◆ **Your objective**:
Would you please retype the records that follow, word for word?

Information provided section start

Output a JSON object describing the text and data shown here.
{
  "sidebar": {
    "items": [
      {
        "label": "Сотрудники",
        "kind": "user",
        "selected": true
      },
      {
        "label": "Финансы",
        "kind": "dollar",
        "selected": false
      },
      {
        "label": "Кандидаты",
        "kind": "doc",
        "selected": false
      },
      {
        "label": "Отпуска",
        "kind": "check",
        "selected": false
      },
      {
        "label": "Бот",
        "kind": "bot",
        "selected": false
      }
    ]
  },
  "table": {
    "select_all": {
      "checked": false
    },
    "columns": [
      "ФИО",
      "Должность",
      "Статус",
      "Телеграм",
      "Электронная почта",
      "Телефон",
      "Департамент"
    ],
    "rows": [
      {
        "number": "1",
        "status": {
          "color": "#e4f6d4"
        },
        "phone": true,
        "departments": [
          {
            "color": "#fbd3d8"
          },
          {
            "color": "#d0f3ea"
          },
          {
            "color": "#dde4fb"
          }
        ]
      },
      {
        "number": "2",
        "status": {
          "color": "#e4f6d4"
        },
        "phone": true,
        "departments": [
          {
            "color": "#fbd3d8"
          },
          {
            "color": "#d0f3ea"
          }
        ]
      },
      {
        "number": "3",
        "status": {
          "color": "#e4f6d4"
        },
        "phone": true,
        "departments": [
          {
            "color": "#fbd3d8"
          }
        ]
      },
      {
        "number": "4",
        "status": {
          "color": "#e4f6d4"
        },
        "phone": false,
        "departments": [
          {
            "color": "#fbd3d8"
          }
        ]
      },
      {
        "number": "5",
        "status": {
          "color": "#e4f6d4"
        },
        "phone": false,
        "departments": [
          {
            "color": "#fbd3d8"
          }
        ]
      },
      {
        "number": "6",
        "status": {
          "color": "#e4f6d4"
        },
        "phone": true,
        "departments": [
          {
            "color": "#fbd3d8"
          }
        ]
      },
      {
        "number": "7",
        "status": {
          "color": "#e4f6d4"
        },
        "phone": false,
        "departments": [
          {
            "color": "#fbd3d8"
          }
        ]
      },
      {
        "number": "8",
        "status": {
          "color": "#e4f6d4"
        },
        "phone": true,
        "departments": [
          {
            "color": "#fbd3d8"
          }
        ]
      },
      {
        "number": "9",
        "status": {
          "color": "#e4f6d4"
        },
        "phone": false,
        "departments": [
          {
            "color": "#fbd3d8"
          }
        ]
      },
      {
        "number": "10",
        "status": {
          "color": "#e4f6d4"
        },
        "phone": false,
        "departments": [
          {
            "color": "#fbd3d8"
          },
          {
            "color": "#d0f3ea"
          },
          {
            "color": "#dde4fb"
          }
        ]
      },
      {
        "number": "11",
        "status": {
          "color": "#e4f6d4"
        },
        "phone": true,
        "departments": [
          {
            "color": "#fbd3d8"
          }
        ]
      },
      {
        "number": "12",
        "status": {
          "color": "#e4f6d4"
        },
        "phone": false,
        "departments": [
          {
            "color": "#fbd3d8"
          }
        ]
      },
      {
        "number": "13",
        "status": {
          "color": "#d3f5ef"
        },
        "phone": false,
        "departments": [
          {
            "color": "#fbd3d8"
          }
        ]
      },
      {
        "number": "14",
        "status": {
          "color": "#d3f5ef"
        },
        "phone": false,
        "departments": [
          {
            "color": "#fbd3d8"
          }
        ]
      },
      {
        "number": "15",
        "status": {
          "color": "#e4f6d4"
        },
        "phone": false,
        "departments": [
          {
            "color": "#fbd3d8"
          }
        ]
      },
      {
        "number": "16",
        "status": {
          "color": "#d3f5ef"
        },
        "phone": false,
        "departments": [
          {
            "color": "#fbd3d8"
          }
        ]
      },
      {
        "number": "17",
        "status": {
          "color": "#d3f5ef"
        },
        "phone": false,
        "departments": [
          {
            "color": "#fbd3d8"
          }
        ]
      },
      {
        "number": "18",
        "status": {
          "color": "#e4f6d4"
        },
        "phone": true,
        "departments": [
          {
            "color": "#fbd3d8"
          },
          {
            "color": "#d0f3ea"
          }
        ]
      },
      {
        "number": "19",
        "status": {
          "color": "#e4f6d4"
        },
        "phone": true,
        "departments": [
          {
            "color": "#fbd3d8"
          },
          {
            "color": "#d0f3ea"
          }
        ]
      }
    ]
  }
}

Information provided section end

◆ **Response for this exercise**:
Output a JSON object describing the text and data shown here.
{
  "sidebar": {
    "items": [
      {
        "label": "Сотрудники",
        "kind": "user",
        "selected": true
      },
      {
        "label": "Финансы",
        "kind": "dollar",
        "selected": false
      },
      {
        "label": "Кандидаты",
        "kind": "doc",
        "selected": false
      },
      {
        "label": "Отпуска",
        "kind": "check",
        "selected": false
      },
      {
        "label": "Бот",
        "kind": "bot",
        "selected": false
      }
    ]
  },
  "table": {
    "select_all": {
      "checked": false
    },
    "columns": [
      "ФИО",
      "Должность",
      "Статус",
      "Телеграм",
      "Электронная почта",
      "Телефон",
      "Департамент"
    ],
    "rows": [
      {
        "number": "1",
        "status": {
          "color": "#e4f6d4"
        },
        "phone": true,
        "departments": [
          {
            "color": "#fbd3d8"
          },
          {
            "color": "#d0f3ea"
          },
          {
            "color": "#dde4fb"
          }
        ]
      },
      {
        "number": "2",
        "status": {
          "color": "#e4f6d4"
        },
        "phone": true,
        "departments": [
          {
            "color": "#fbd3d8"
          },
          {
            "color": "#d0f3ea"
          }
        ]
      },
      {
        "number": "3",
        "status": {
          "color": "#e4f6d4"
        },
        "phone": true,
        "departments": [
          {
            "color": "#fbd3d8"
          }
        ]
      },
      {
        "number": "4",
        "status": {
          "color": "#e4f6d4"
        },
        "phone": false,
        "departments": [
          {
            "color": "#fbd3d8"
          }
        ]
      },
      {
        "number": "5",
        "status": {
          "color": "#e4f6d4"
        },
        "phone": false,
        "departments": [
          {
            "color": "#fbd3d8"
          }
        ]
      },
      {
        "number": "6",
        "status": {
          "color": "#e4f6d4"
        },
        "phone": true,
        "departments": [
          {
            "color": "#fbd3d8"
          }
        ]
      },
      {
        "number": "7",
        "status": {
          "color": "#e4f6d4"
        },
        "phone": false,
        "departments": [
          {
            "color": "#fbd3d8"
          }
        ]
      },
      {
        "number": "8",
        "status": {
          "color": "#e4f6d4"
        },
        "phone": true,
        "departments": [
          {
            "color": "#fbd3d8"
          }
        ]
      },
      {
        "number": "9",
        "status": {
          "color": "#e4f6d4"
        },
        "phone": false,
        "departments": [
          {
            "color": "#fbd3d8"
          }
        ]
      },
      {
        "number": "10",
        "status": {
          "color": "#e4f6d4"
        },
        "phone": false,
        "departments": [
          {
            "color": "#fbd3d8"
          },
          {
            "color": "#d0f3ea"
          },
          {
            "color": "#dde4fb"
          }
        ]
      },
      {
        "number": "11",
        "status": {
          "color": "#e4f6d4"
        },
        "phone": true,
        "departments": [
          {
            "color": "#fbd3d8"
          }
        ]
      },
      {
        "number": "12",
        "status": {
          "color": "#e4f6d4"
        },
        "phone": false,
        "departments": [
          {
            "color": "#fbd3d8"
          }
        ]
      },
      {
        "number": "13",
        "status": {
          "color": "#d3f5ef"
        },
        "phone": false,
        "departments": [
          {
            "color": "#fbd3d8"
          }
        ]
      },
      {
        "number": "14",
        "status": {
          "color": "#d3f5ef"
        },
        "phone": false,
        "departments": [
          {
            "color": "#fbd3d8"
          }
        ]
      },
      {
        "number": "15",
        "status": {
          "color": "#e4f6d4"
        },
        "phone": false,
        "departments": [
          {
            "color": "#fbd3d8"
          }
        ]
      },
      {
        "number": "16",
        "status": {
          "color": "#d3f5ef"
        },
        "phone": false,
        "departments": [
          {
            "color": "#fbd3d8"
          }
        ]
      },
      {
        "number": "17",
        "status": {
          "color": "#d3f5ef"
        },
        "phone": false,
        "departments": [
          {
            "color": "#fbd3d8"
          }
        ]
      },
      {
        "number": "18",
        "status": {
          "color": "#e4f6d4"
        },
        "phone": true,
        "departments": [
          {
            "color": "#fbd3d8"
          },
          {
            "color": "#d0f3ea"
          }
        ]
      },
      {
        "number": "19",
        "status": {
          "color": "#e4f6d4"
        },
        "phone": true,
        "departments": [
          {
            "color": "#fbd3d8"
          },
          {
            "color": "#d0f3ea"
          }
        ]
      }
    ]
  }
}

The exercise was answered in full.